H'only joking. Actually, the presence of Aliya was one of the reasons that the editing process went so smoothly, where otherwise it might have been more painful. It's not easy when you're a first-timer. You think (because it's a useful fiction) that what you've got is the final product. After all, the publisher said "Yes" on the basis of the manuscript. But, as we all know, that's only the start of the process, and it can come as a shock. I stared forlornly at the computer screen for about an hour after Aliya's original report arrived. She wanted me to delete one of the major characters and cut away half of the book!
I went for a walk, came back, and realised that Aliya's email actually suggested deleting a character who cropped up many times throughout the story but did nothing to advance it. Not really a major character, then, so he had to go. And it turned out that most of the material Aliya wanted to cut comprised dead sections of exposition, awful chunks of scientific nitty-gritty and - gulp - two dream sequences. I mean, dream sequences? In a thriller? What was I thinking?
This is the strength of a good editor, I think. They suggest changes that you already know on one level (if you're paying attention). They're like the sensible authorial voice that you never listened to during the writing itself - so you'd better listen now, or else.
Elements of the editing were bloody awful, of course. It's great deal of work to implement changes. To an extent, you don't know what the changes are doing to the overall tone of the work. You're more distant.

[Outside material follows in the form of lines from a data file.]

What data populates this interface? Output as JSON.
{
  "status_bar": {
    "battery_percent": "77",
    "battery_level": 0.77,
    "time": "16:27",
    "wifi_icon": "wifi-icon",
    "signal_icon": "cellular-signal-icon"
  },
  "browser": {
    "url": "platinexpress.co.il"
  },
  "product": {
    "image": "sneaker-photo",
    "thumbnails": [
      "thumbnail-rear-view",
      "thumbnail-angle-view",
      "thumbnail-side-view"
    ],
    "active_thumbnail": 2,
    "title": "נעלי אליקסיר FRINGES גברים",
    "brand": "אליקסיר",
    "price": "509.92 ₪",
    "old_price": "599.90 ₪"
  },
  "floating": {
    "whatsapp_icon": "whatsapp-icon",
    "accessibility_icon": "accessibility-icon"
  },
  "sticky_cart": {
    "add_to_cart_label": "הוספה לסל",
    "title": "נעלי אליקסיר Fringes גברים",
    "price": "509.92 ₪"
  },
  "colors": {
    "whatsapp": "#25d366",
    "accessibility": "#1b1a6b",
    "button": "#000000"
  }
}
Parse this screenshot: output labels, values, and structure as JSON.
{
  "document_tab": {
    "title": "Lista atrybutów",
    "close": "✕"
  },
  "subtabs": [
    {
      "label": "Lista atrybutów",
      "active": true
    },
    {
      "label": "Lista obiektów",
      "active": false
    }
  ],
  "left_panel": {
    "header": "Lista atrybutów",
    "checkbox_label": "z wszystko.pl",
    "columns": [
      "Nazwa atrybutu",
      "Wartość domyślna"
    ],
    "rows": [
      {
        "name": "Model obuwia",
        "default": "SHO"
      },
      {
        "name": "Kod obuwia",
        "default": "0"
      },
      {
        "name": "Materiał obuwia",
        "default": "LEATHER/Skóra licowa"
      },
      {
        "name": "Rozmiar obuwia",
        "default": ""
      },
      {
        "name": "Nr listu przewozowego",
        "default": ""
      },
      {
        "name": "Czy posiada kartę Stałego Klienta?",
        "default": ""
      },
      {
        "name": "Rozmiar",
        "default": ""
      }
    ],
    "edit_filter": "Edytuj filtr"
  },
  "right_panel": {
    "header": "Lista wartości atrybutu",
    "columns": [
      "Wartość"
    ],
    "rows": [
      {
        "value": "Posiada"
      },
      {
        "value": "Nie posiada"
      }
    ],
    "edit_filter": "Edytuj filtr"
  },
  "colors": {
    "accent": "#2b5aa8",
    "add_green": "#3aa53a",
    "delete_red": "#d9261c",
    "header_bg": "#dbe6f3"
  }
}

From your blog and Twitter you seem keen to explore 'new' media opportunities. Is this true? Is the ebook the future?
I am keen to explore new media, but not in a very systematic way. My interest in Web 2.0 technologies like blogging, Twitter, Facebook, and so on stems from a mixture of geekiness - I've loved computers since I was a boy - and a wish to discuss and debate aspects of fiction online. I don't see this as marketing. Though, if you're genuine about your use of the technologies, there will probably be a marketing benefit.
One technology that particularly engages my attention is Print On Demand. This doesn't have a great reputation because of its association with vanity publishing and self publishing. And, OK, if everybody publishes a book, the signal-to-noise ratio will increase. But there are many people who write good books that will never get picked up by publishers. Niche authors, in particular. Or upcoming authors. Or authors who want somewhere to 'park' their novel, like me.
I'm sure that the ebook is the future, but not the immediate future. The technology of Gutenburg is still a much better fit for most people. However, it's worth remembering that written systems of writing are a comparatively recent invention. Humans are designed to speak and hear, not read. I'm equally excited about the growing popularity of audiobooks.

This is a common question but still a good one - What advice would you offer writers looking to get their work published?
That's a tough one because publishing means different things to different people. Generally speaking, start small and develop your skills along with your ambition; don't have unrealistic expectations. There are many smaller websites that need regular fictional content. They probably won't be able to pay you, but at least you won't have to pay them. Get feedback; listen to it only when you're sure that the person providing the feedback knows what they're talking about.
Approach a traditional publisher, or agent, only when you're certain that your material is the best you can make it. If you have contacts within the industry, use them. Don't be shy about emailing absolutely anybody. As long as you're polite, you'll get a helpful answer 90% of the time. Remember that the UK publishing industry is the same size as the bagged salad industry. What makes you tastier than the next cabbage? Understand that the traditional publishing model is not a fair game. It is loaded to the advantage of others. So you need to play more than one round. Stay in the game and keep writing your stories.

Thanks Ian.

Ian has recently produced a ‘special’ addition of his book that is available through Lulu and a free audio version you can download for free. You can download the audio, buy the book or find out more about Ian Hocking at his website.